Migration and Isolation in the Okhotsk Tradition of Hokkaido and the Kuril Islands
Northern people are known for epic migrations such as the Pleistocene colonization of Eurasian Arctic and Movement into North America as well as multiple migration episdoes across the North American Arctic in the late Holocene. In this paper we look at the subarctic Sea of Okhotsk region and patterns of mobility within the Okhotsk tradition from 500-1300 C.E. Using lead (Pb) and strontium (Sr) isotopes, we reveal unexpected differences in lifetime stationary residence vs. relocation of "Okhotsk" individuals in different times and locations. We report difference between regions and time periods in local vs. non-local residence, including an unexpected long-distance migration of numerous individuals to Hokkaido from the NE Asian mainland sometime between the 7th and 10th century. From this research, we see a complex picture emerging of heterogenous demographics, asymmetric connectivity and isolation during this interval. This evidence is considered in the context of broader patterns of social interaction and mobility in Northeast Asia and the Bering Strait region at approximately the same time.
Cite this Record
Migration and Isolation in the Okhotsk Tradition of Hokkaido and the Kuril Islands. Ben Fitzhugh, Hiroko Ono, Tetsuya Amano, John Krigbaum, George Kamenov.

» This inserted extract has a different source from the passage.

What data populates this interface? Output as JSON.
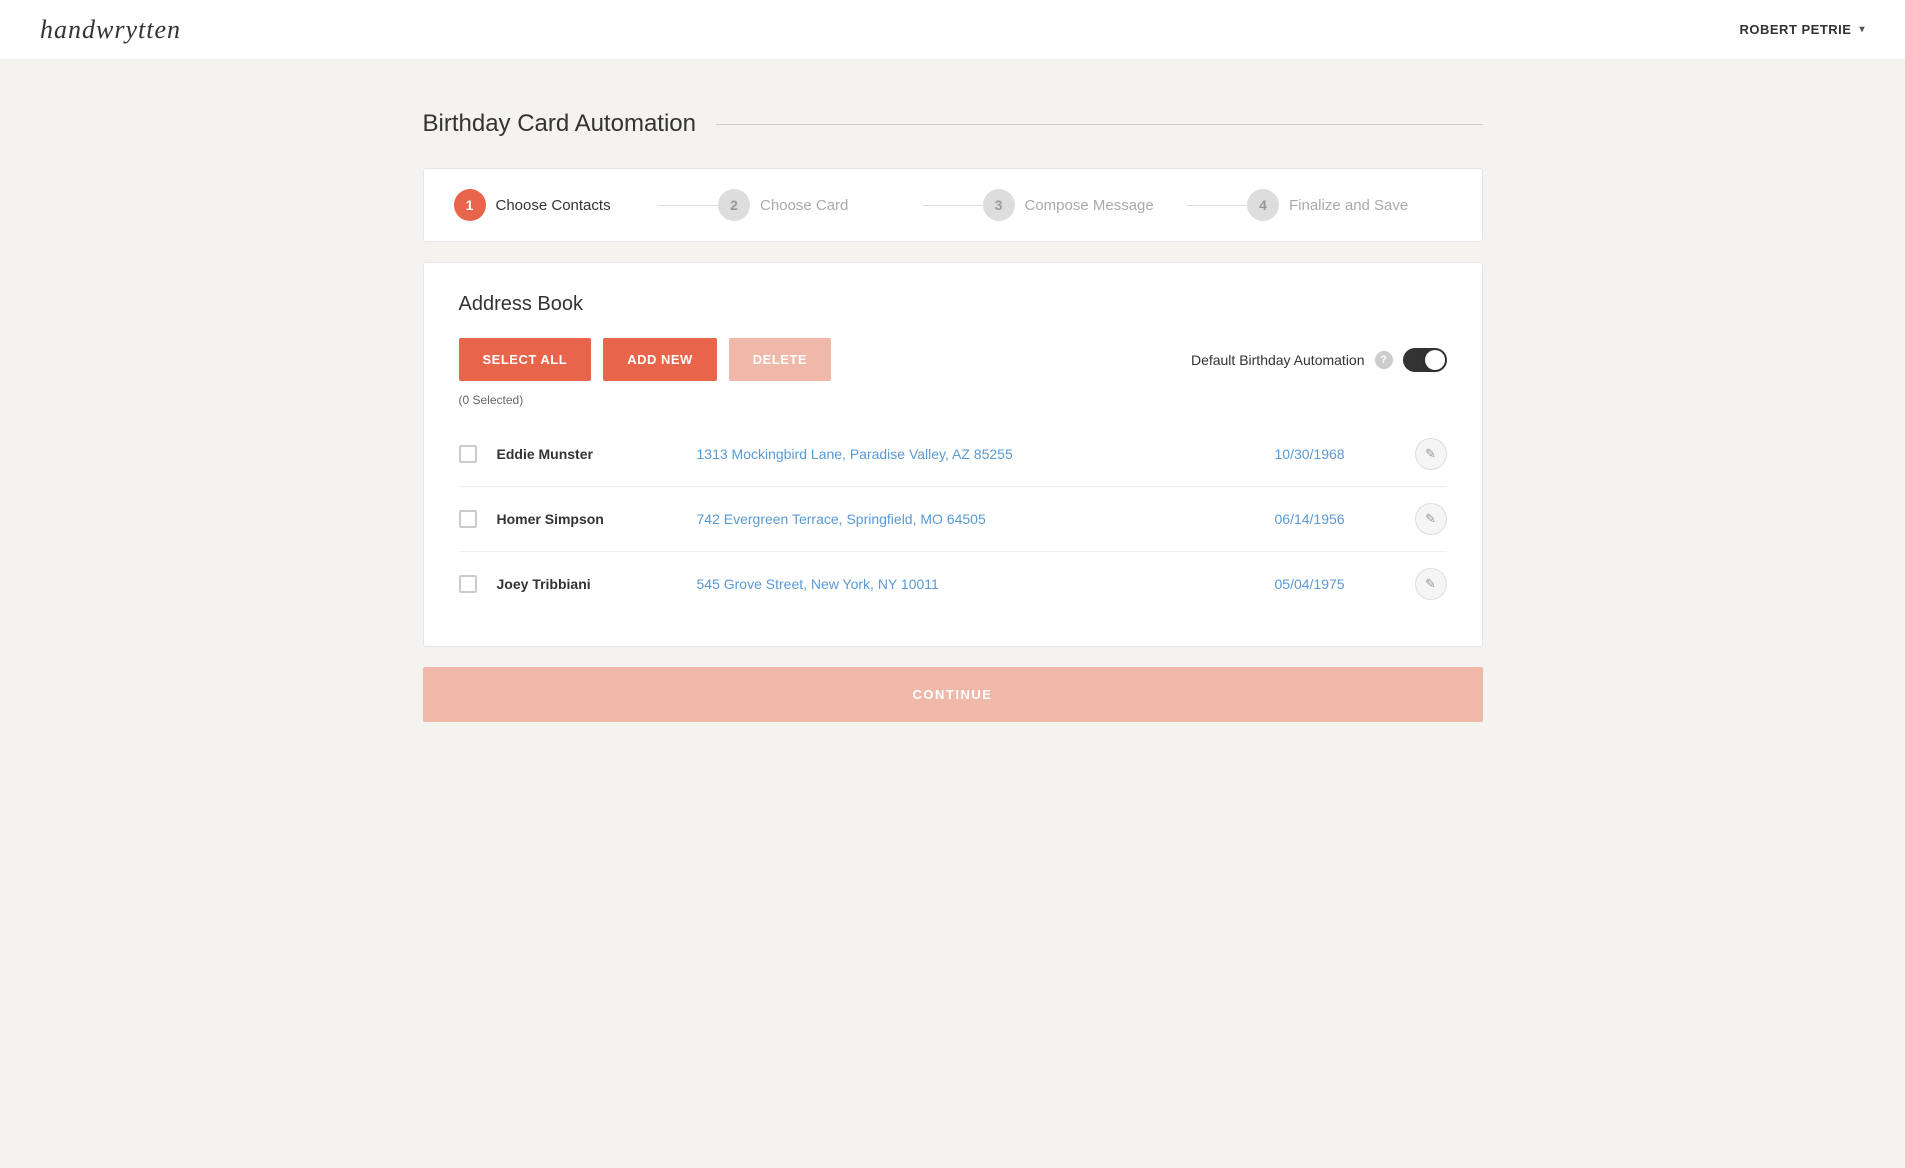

Presented at The 81st Annual Meeting of the Society for American Archaeology, Vancouver, British Columbia. 2017 ( tDAR id: 429109)
This Resource is Part of the Following Collections
min long: 66.885; min lat: -8.928 ; max long: 147.568; max lat: 54.059 ;
Abstract Id(s): 13234